By†Jody Reese

Manchester city government continues to expand areas of the Manchester-Boston Regional Airport that serve passengers despite fewer and fewer riders.

The latest move is to expand parking by 2,500 spots. Over the past few years, city government has added a new runway and a new flight control tower.

Unfortunately, the factors that turned Manchesterís airport from a sleepy turboprop stop to one of the busiest in New England have begun to reverse.

Manchester was lucky enough to get Southwest Airlines, which led a nationwide revolution in low-cost flying. Southwest coupled with the traffic problems caused by the Big Dig in Boston led more and more people in southern New Hampshire, northern Massachusetts and southern Maine to fly out of Manchester instead of Boston.

Now that the Big Dig is almost complete and getting to the Boston Airport is much easier and all airlines have basically become low-cost, Manchester doesnít hold a competitive advantage. The result has been declining passenger numbers at the Manchester airport. Given that Manchester isnít attracting more passenger airlines, itís unlikely that this trend will turn around.

So why does Manchester need another 2,500 parking spots? It doesnít.

Airport director Kevin Dillon should stop focusing on growth and turn his attention to running an efficient airport that returns more value and money to city government. Itís likely that more growth can be pulled out of freight transport, but thatís a slow-growth segment of the market and one that doesnít need any parking spaces.

Itís easy to get caught up in growth especially if growth is all a city has known. However, as we have seen, that growth will slow and Manchester needs to have a plan for that.

Recruiting more police officers
In a recent committee meeting on hiring more police officers, Ward 5 Alderman Ed Osborne said that paying officers more money isnít enough to find more qualified officers.

ďIt has to be in your blood to be a police officer,Ē he said.

While that may be true, we live in a free society that allows people to take jobs in any town or city, and just like the private sector, the town or city that pays the most gets the best police candidates. Why would we expect our police officers to choose working in Manchester over Nashua for less money? I wish that people didnít consider salaries in taking jobs or choosing careers; it would make it easier to find qualified Hippo reporters and designers, but the reality is that people want better lives and that is reflected in a desire for better pay.
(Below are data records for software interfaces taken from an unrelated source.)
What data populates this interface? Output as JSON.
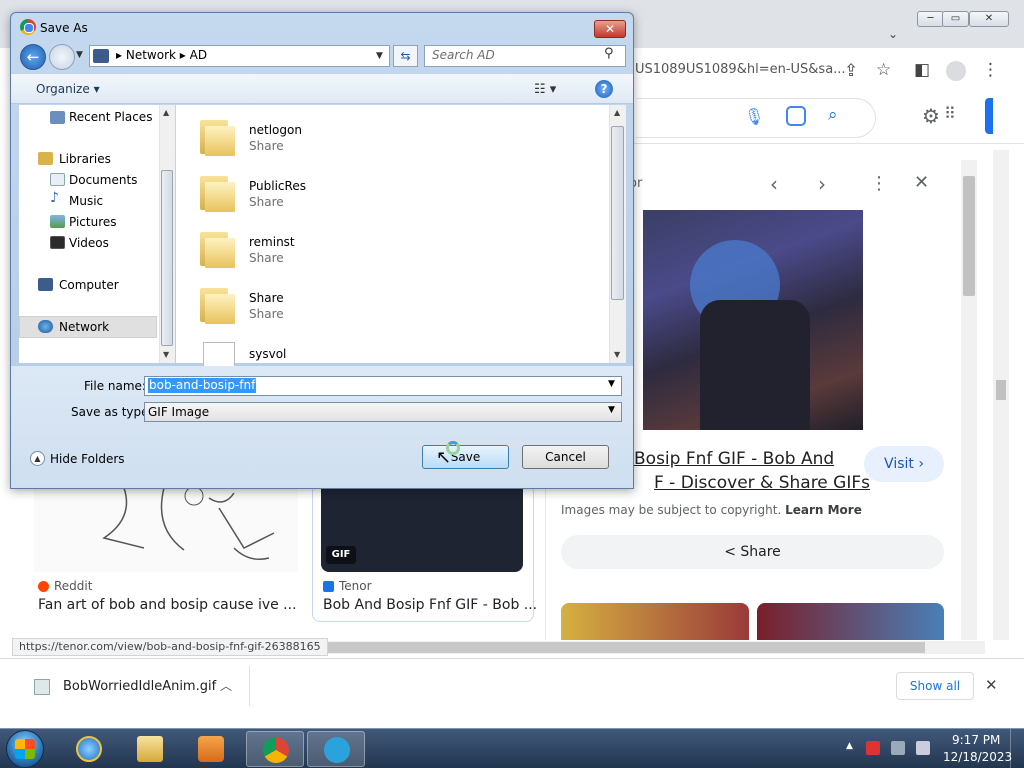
{
  "browser": {
    "url_fragment": "US1089US1089&hl=en-US&sa...",
    "status_url": "https://tenor.com/view/bob-and-bosip-fnf-gif-26388165",
    "results": [
      {
        "source": "Reddit",
        "caption": "Fan art of bob and bosip cause ive ..."
      },
      {
        "source": "Tenor",
        "caption": "Bob And Bosip Fnf GIF - Bob ...",
        "badge": "GIF"
      }
    ],
    "panel": {
      "source": "or",
      "title_line1": "Bosip Fnf GIF - Bob And",
      "title_line2": "F - Discover & Share GIFs",
      "visit_label": "Visit",
      "copyright": "Images may be subject to copyright.",
      "learn_more": "Learn More",
      "share_label": "Share"
    },
    "download": {
      "file_name": "BobWorriedIdleAnim.gif",
      "show_all": "Show all"
    }
  },
  "dialog": {
    "title": "Save As",
    "address": {
      "crumbs": [
        "Network",
        "AD"
      ]
    },
    "search_placeholder": "Search AD",
    "organize_label": "Organize",
    "nav_items": {
      "recent_places": "Recent Places",
      "libraries": "Libraries",
      "documents": "Documents",
      "music": "Music",
      "pictures": "Pictures",
      "videos": "Videos",
      "computer": "Computer",
      "network": "Network"
    },
    "files": [
      {
        "name": "netlogon",
        "type": "Share"
      },
      {
        "name": "PublicRes",
        "type": "Share"
      },
      {
        "name": "reminst",
        "type": "Share"
      },
      {
        "name": "Share",
        "type": "Share"
      },
      {
        "name": "sysvol",
        "type": ""
      }
    ],
    "file_name_label": "File name:",
    "file_name_value": "bob-and-bosip-fnf",
    "save_type_label": "Save as type:",
    "save_type_value": "GIF Image",
    "hide_folders": "Hide Folders",
    "save_button": "Save",
    "cancel_button": "Cancel"
  },
  "taskbar": {
    "time": "9:17 PM",
    "date": "12/18/2023"
  },
  "colors": {
    "accent": "#1a73e8",
    "selection": "#3399ff",
    "taskbar": "#2d4563"
  }
}
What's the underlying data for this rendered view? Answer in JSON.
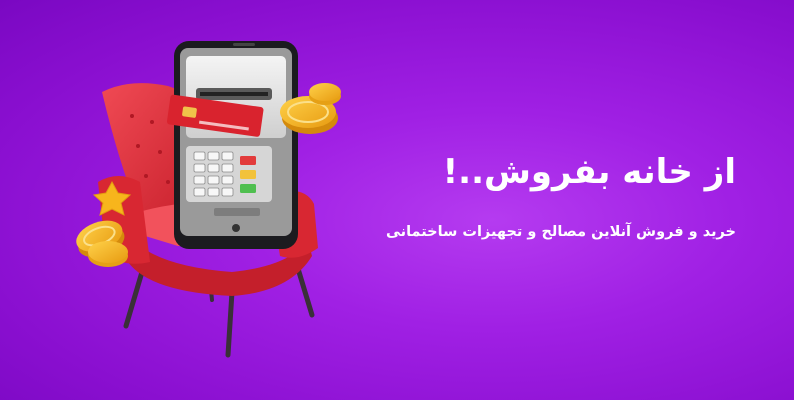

Police are people too; letís not forget that in this debate.

Parking matters
It has been a while since I complained about parking downtown, but itís still a problem. Recently, some out-of-town consultants suggested Manchester had plenty of parking sports. But anyone actually downtown knows that this is not the case. If we are ever going to attract second-floor-and-up tenants to downtown, then another parking garage is needed.

Perhaps we could use the money for the unneeded airport parking sports for the needed spots downtown. Now that would be city government synergy.